Irish whiskey is one of the world's great styles of whiskey yet people frequently ask bartenders, "What is Irish whiskey?" and while the answer isn't simple, a broad look at the Irish whiskey category is essential to understanding this style of whiskey."
QUICK IRISH WHISKEY FACTS
Irish whiskey is always spelled with an 'e' in the word whiskey. Unlike Scotch and many other whiskeys of the world, you will always find that whiskeys from Ireland use this spelling.
Irish whiskey was the most popular whiskey category in America prior to Prohibition and with a surge of interest in Irish whiskey again, it may soon return to its dominant place as America's favorite style of whiskey.
Irish whiskey has a distinct flavor profile that can generally be described as light and fruity with evident cereal grain notes. It is an ideal whiskey for cocktails including the popular Irish Coffee.
IRISH WHISKEY REGULATIONS
Irish whiskey is one of the most popular forms of whiskey in the world. Soley a product of Ireland, the rules for the production of Irish whiskey date back to 1880. The two major components of the laws are as follows:
Spirits described as Irish whiskey shall not be deemed to correspond to that description unless they have been obtained by distillation in the country of Ireland from a mash of malt and cereals.
Spirits described as Irish Pot Still whiskey shall not be deemed to correspond to this description unless they have been obtained by distillation solely in pot stills in Ireland from a mash of cereal grains such as are ordinarily grown in Ireland.
Irish Whiskey Distillation and Aging
Traditionally, Irish whiskey is triple distilled in copper pot stills versus the usual practice of double distillation for Scotch whisky.
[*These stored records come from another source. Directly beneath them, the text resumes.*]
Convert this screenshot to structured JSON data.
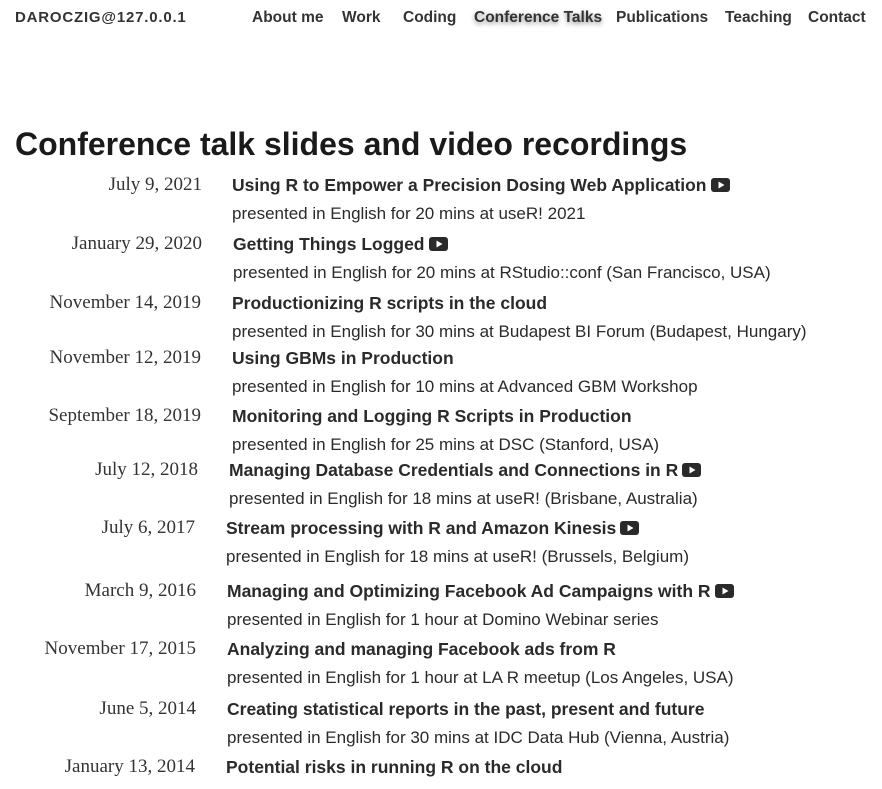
{
  "site": {
    "title": "DAROCZIG@127.0.0.1"
  },
  "nav": {
    "about": "About me",
    "work": "Work",
    "coding": "Coding",
    "talks": "Conference Talks",
    "publications": "Publications",
    "teaching": "Teaching",
    "contact": "Contact"
  },
  "page": {
    "title": "Conference talk slides and video recordings"
  },
  "talks": [
    {
      "date": "July 9, 2021",
      "title": "Using R to Empower a Precision Dosing Web Application",
      "video": true,
      "detail": "presented in English for 20 mins at useR! 2021"
    },
    {
      "date": "January 29, 2020",
      "title": "Getting Things Logged",
      "video": true,
      "detail": "presented in English for 20 mins at RStudio::conf (San Francisco, USA)"
    },
    {
      "date": "November 14, 2019",
      "title": "Productionizing R scripts in the cloud",
      "video": false,
      "detail": "presented in English for 30 mins at Budapest BI Forum (Budapest, Hungary)"
    },
    {
      "date": "November 12, 2019",
      "title": "Using GBMs in Production",
      "video": false,
      "detail": "presented in English for 10 mins at Advanced GBM Workshop"
    },
    {
      "date": "September 18, 2019",
      "title": "Monitoring and Logging R Scripts in Production",
      "video": false,
      "detail": "presented in English for 25 mins at DSC (Stanford, USA)"
    },
    {
      "date": "July 12, 2018",
      "title": "Managing Database Credentials and Connections in R",
      "video": true,
      "detail": "presented in English for 18 mins at useR! (Brisbane, Australia)"
    },
    {
      "date": "July 6, 2017",
      "title": "Stream processing with R and Amazon Kinesis",
      "video": true,
      "detail": "presented in English for 18 mins at useR! (Brussels, Belgium)"
    },
    {
      "date": "March 9, 2016",
      "title": "Managing and Optimizing Facebook Ad Campaigns with R",
      "video": true,
      "detail": "presented in English for 1 hour at Domino Webinar series"
    },
    {
      "date": "November 17, 2015",
      "title": "Analyzing and managing Facebook ads from R",
      "video": false,
      "detail": "presented in English for 1 hour at LA R meetup (Los Angeles, USA)"
    },
    {
      "date": "June 5, 2014",
      "title": "Creating statistical reports in the past, present and future",
      "video": false,
      "detail": "presented in English for 30 mins at IDC Data Hub (Vienna, Austria)"
    },
    {
      "date": "January 13, 2014",
      "title": "Potential risks in running R on the cloud",
      "video": false,
      "detail": ""
    }
  ]
}
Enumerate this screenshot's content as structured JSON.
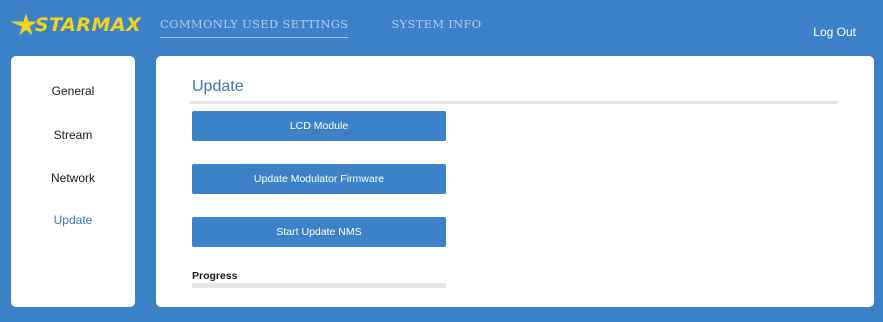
{
  "brand": {
    "name": "STARMAX",
    "accent_color": "#f2d21c"
  },
  "nav": {
    "tabs": [
      {
        "label": "COMMONLY USED SETTINGS",
        "active": true
      },
      {
        "label": "SYSTEM INFO",
        "active": false
      }
    ],
    "logout_label": "Log Out"
  },
  "sidebar": {
    "items": [
      {
        "label": "General",
        "active": false
      },
      {
        "label": "Stream",
        "active": false
      },
      {
        "label": "Network",
        "active": false
      },
      {
        "label": "Update",
        "active": true
      }
    ]
  },
  "main": {
    "title": "Update",
    "buttons": [
      {
        "label": "LCD Module"
      },
      {
        "label": "Update Modulator Firmware"
      },
      {
        "label": "Start Update NMS"
      }
    ],
    "progress": {
      "label": "Progress",
      "value": 0
    }
  },
  "colors": {
    "background": "#3c82c8",
    "panel": "#ffffff",
    "active_text": "#3a76bf"
  }
}
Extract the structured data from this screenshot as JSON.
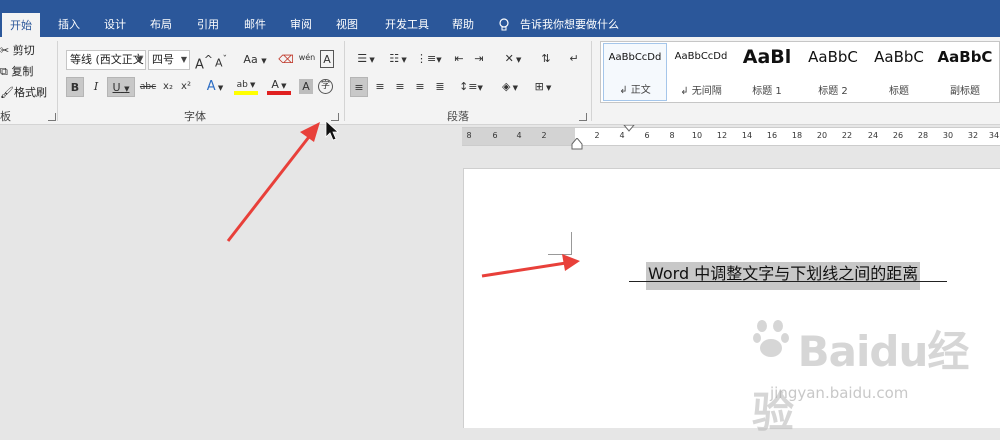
{
  "tabs": [
    {
      "label": "开始",
      "active": true
    },
    {
      "label": "插入"
    },
    {
      "label": "设计"
    },
    {
      "label": "布局"
    },
    {
      "label": "引用"
    },
    {
      "label": "邮件"
    },
    {
      "label": "审阅"
    },
    {
      "label": "视图"
    },
    {
      "label": "开发工具"
    },
    {
      "label": "帮助"
    }
  ],
  "tell_me": "告诉我你想要做什么",
  "clipboard": {
    "cut": "剪切",
    "copy": "复制",
    "format_painter": "格式刷",
    "group_label": "板"
  },
  "font": {
    "font_name": "等线 (西文正文",
    "font_size": "四号",
    "group_label": "字体",
    "grow": "A",
    "shrink": "A",
    "change_case": "Aa",
    "phonetic": "wén",
    "border_char": "A",
    "bold": "B",
    "italic": "I",
    "underline": "U",
    "strike": "abc",
    "subscript": "x₂",
    "superscript": "x²",
    "text_effect": "A",
    "highlight": "ab",
    "font_color": "A",
    "shading": "A",
    "enclose": "字"
  },
  "paragraph": {
    "group_label": "段落"
  },
  "styles": [
    {
      "preview": "AaBbCcDd",
      "name": "↲ 正文"
    },
    {
      "preview": "AaBbCcDd",
      "name": "↲ 无间隔"
    },
    {
      "preview": "AaBl",
      "name": "标题 1"
    },
    {
      "preview": "AaBbC",
      "name": "标题 2"
    },
    {
      "preview": "AaBbC",
      "name": "标题"
    },
    {
      "preview": "AaBbC",
      "name": "副标题"
    }
  ],
  "ruler": {
    "ticks": [
      "8",
      "6",
      "4",
      "2",
      "2",
      "4",
      "6",
      "8",
      "10",
      "12",
      "14",
      "16",
      "18",
      "20",
      "22",
      "24",
      "26",
      "28",
      "30",
      "32",
      "34"
    ]
  },
  "document": {
    "heading": "Word 中调整文字与下划线之间的距离"
  },
  "watermark": {
    "brand": "Baidu经验",
    "url": "jingyan.baidu.com"
  },
  "colors": {
    "ribbon_blue": "#2b579a",
    "arrow_red": "#e8403a",
    "highlight_yellow": "#ffff00",
    "font_red": "#e02020"
  }
}
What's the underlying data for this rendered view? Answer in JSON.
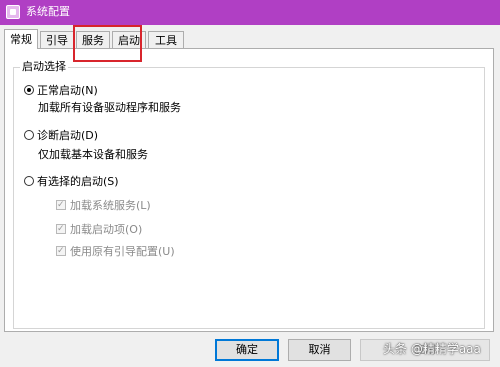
{
  "window": {
    "title": "系统配置"
  },
  "tabs": [
    {
      "label": "常规"
    },
    {
      "label": "引导"
    },
    {
      "label": "服务"
    },
    {
      "label": "启动"
    },
    {
      "label": "工具"
    }
  ],
  "group": {
    "legend": "启动选择"
  },
  "options": {
    "normal": {
      "label": "正常启动(N)",
      "desc": "加载所有设备驱动程序和服务"
    },
    "diagnostic": {
      "label": "诊断启动(D)",
      "desc": "仅加载基本设备和服务"
    },
    "selective": {
      "label": "有选择的启动(S)"
    }
  },
  "checkboxes": [
    {
      "label": "加载系统服务(L)"
    },
    {
      "label": "加载启动项(O)"
    },
    {
      "label": "使用原有引导配置(U)"
    }
  ],
  "buttons": {
    "ok": "确定",
    "cancel": "取消",
    "apply": "应用"
  },
  "watermark": "头条 @精精学aaa",
  "colors": {
    "titlebar": "#b03fc4",
    "highlight": "#d8252c"
  }
}
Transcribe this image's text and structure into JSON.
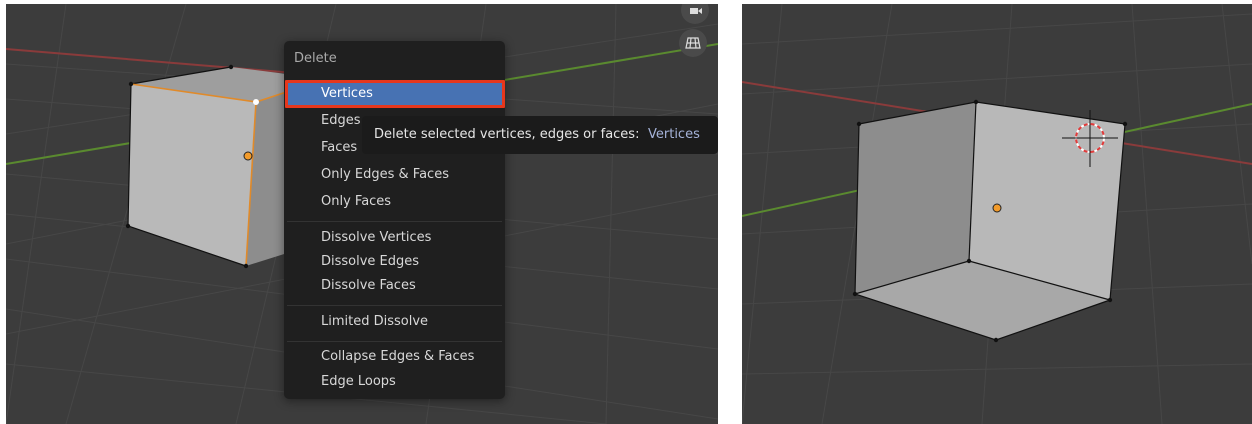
{
  "menu": {
    "title": "Delete",
    "items": [
      {
        "label": "Vertices",
        "active": true
      },
      {
        "label": "Edges",
        "active": false
      },
      {
        "label": "Faces",
        "active": false
      },
      {
        "label": "Only Edges & Faces",
        "active": false
      },
      {
        "label": "Only Faces",
        "active": false
      },
      {
        "label": "Dissolve Vertices",
        "active": false
      },
      {
        "label": "Dissolve Edges",
        "active": false
      },
      {
        "label": "Dissolve Faces",
        "active": false
      },
      {
        "label": "Limited Dissolve",
        "active": false
      },
      {
        "label": "Collapse Edges & Faces",
        "active": false
      },
      {
        "label": "Edge Loops",
        "active": false
      }
    ]
  },
  "tooltip": {
    "prefix": "Delete selected vertices, edges or faces:",
    "value": "Vertices"
  },
  "viewport_icons": [
    "camera-icon",
    "perspective-grid-icon"
  ],
  "colors": {
    "viewport_bg": "#3c3c3c",
    "menu_bg": "#1f1f1f",
    "menu_active": "#4772b3",
    "highlight_border": "#e6371c",
    "x_axis": "#8a3b3b",
    "y_axis": "#5a8a2f",
    "origin": "#f29b2b"
  }
}
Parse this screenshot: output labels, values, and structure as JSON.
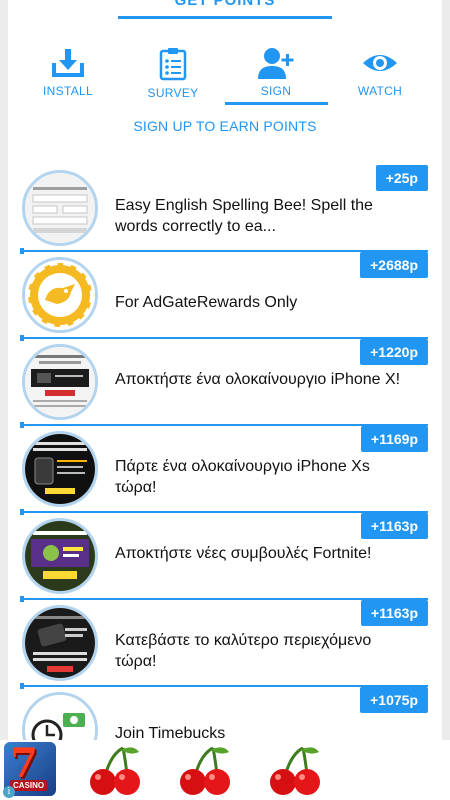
{
  "header": {
    "get_points_label": "GET POINTS"
  },
  "tabs": [
    {
      "label": "INSTALL",
      "icon": "download-icon"
    },
    {
      "label": "SURVEY",
      "icon": "clipboard-icon"
    },
    {
      "label": "SIGN",
      "icon": "add-user-icon",
      "active": true
    },
    {
      "label": "WATCH",
      "icon": "eye-icon"
    }
  ],
  "subtitle": "SIGN UP TO EARN POINTS",
  "offers": [
    {
      "points": "+25p",
      "title": "Easy English Spelling Bee! Spell the words correctly to ea..."
    },
    {
      "points": "+2688p",
      "title": "For AdGateRewards Only"
    },
    {
      "points": "+1220p",
      "title": "Αποκτήστε ένα ολοκαίνουργιο iPhone X!"
    },
    {
      "points": "+1169p",
      "title": "Πάρτε ένα ολοκαίνουργιο iPhone Xs τώρα!"
    },
    {
      "points": "+1163p",
      "title": "Αποκτήστε νέες συμβουλές Fortnite!"
    },
    {
      "points": "+1163p",
      "title": "Κατεβάστε το καλύτερο περιεχόμενο τώρα!"
    },
    {
      "points": "+1075p",
      "title": "Join Timebucks"
    }
  ],
  "ad": {
    "casino_label": "CASINO",
    "info_icon": "info-icon"
  },
  "colors": {
    "accent": "#2196f3",
    "ring": "#b3d4ee",
    "background": "#ebebeb"
  }
}
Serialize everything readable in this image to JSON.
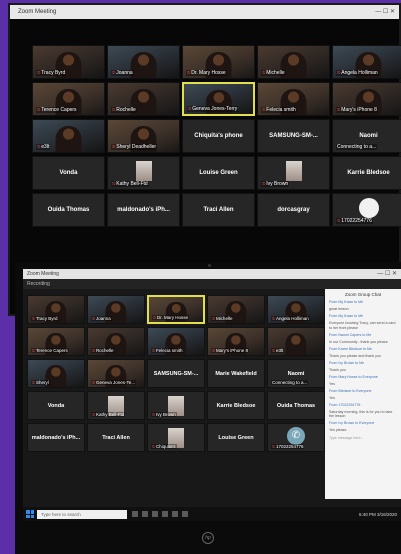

Additionally, Irish whiskey is generally not exposed to peat smoke as are many Scotch whiskeys.
By Irish law, all whiskeys must be aged a minimum of three years in barrels.
Irish Whiskey Classifications
Single malt Irish whiskey is made from 100% malted barley by a single distillery in a pot still.
Grain Irish whiskey is particularly light in style. Made from corn or wheat, grain whiskey is produced in column stills.
Single grain Irish whiskey has the same characteristics of grain whiskey, only a single grain is used in the distillate.
Blended Irish whiskey constitutes 90% all Irish whiskey production.
Single Pot Still (formerly Pure Pot Still) whiskey is a blend of both malted and unmalted barley distilled in a pot still. Pure Pot Still is a style of whiskey unique to Ireland.
Potcheen or Irish moonshine distillates don't meet the age requirement to be labeled as Irish whiskey. Similar to American white dog, this is new make of spirit that has seen little to no time in the barrel.